Gumbie, Makoni fight back with fifties to keep Shaheens at bay
Pakistan Shaheens – 521-3 declared in 115.3 overs (Omair Yousuf 250*, Muhammad Hurraira 178, Hussain Talat 51*; Tanaka Chivanga 1/67, Faraz Akram 1/77, Victor Nyauchi 1/89)
Zimbabwe A – 225 and (following on) 157-1 in 42 overs (Joylord Gumbie 74*, Tanunurwa Makoni 57, Dion Myers 17*; Mohammad Ali 1/46)
Day 3 – Stumps: Zimbabwe A trail by 139 runs
Joylord Gumbie and Tanu Makoni restored Zimbabwe A’s pride on the third day of the first four-day match against the Pakistan Shaheens with a century opening partnership after they had been forced to follow on at Kwekwe Sports Club on Friday.
By the close, the home side had reached 157 for only one wicket in their second innings and given themselves hope of forcing a draw against the touring team.
Zimbabwe A began the day on 112 for four wickets in their first innings – Roy Kaia had 12 and Faraz Akram one.
They started off well, adding another 54 runs in partnership before both were out in quick succession to the pace bowler Mohammad Ali, Akram for 23 and Kaia for 47.
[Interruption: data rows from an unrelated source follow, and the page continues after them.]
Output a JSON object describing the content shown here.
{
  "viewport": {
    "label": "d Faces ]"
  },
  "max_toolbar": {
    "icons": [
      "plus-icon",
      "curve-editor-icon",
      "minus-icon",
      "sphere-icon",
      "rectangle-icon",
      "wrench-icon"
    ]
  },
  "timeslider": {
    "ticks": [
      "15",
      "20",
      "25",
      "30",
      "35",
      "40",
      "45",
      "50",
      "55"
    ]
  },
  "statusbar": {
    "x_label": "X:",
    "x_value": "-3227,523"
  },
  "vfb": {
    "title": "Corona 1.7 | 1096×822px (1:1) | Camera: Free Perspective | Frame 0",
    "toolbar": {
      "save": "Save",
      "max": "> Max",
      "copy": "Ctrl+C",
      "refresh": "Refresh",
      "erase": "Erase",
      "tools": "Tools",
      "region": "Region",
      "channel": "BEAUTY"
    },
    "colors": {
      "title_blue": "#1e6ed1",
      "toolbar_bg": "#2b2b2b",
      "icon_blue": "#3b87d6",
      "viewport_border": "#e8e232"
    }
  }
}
Milton Shumba and Nyasha Mayavo then made some useful runs in partnership, 23 and 18 respectively.
However, big scores were needed, and too many of the Zimbabwean batters made useful starts of 15 or more, but failed to convert them into the major innings their team required.
The innings ended dreadfully for the home side, as the left-arm spinner Mehran Mumtaz finished it off with a hat-trick, the last three wickets falling on 225.
Shumba slogged a catch straight to the fielder at cow corner to depart for 23.
Victor Nyauchi was beaten by the first ball he received, edging a catch to first slip, while the last man, Tanaka Chivanga, lofted a catch straight to long-on off the next delivery.
Mumtaz thus finished with five wickets for 47 runs off 17.3 overs, and Zimbabwe A were required to follow on 296 runs in arrears.
This time, however, they looked like a different team as they went out to bat again.
From the start, Gumbie and Makoni played the bowling confidently and well, showing very good shot selection, and by tea they had scored 46 without loss.
They continued to shine in the final session, when they brought up their century partnership, a fine effort.
Both reached their fifties soon afterwards, Makoni off 89 balls and Gumbie off 80.
Soon afterwards, though, with the score and their partnership on 125, Makoni was out, edging a catch to the keeper off Ali for 67, scored off 109 balls in three hours.
Dion Myers replaced him and joined Gumbie in confident cricket, to take the score to 157 for one wicket at the close.
Gumbie had moved his score on to 74, a fine innings, while Myers had 17.
There will be a hard fight on the final day, Saturday, to salvage a draw, but with good batting of this type the Zimbabweans can achieve it.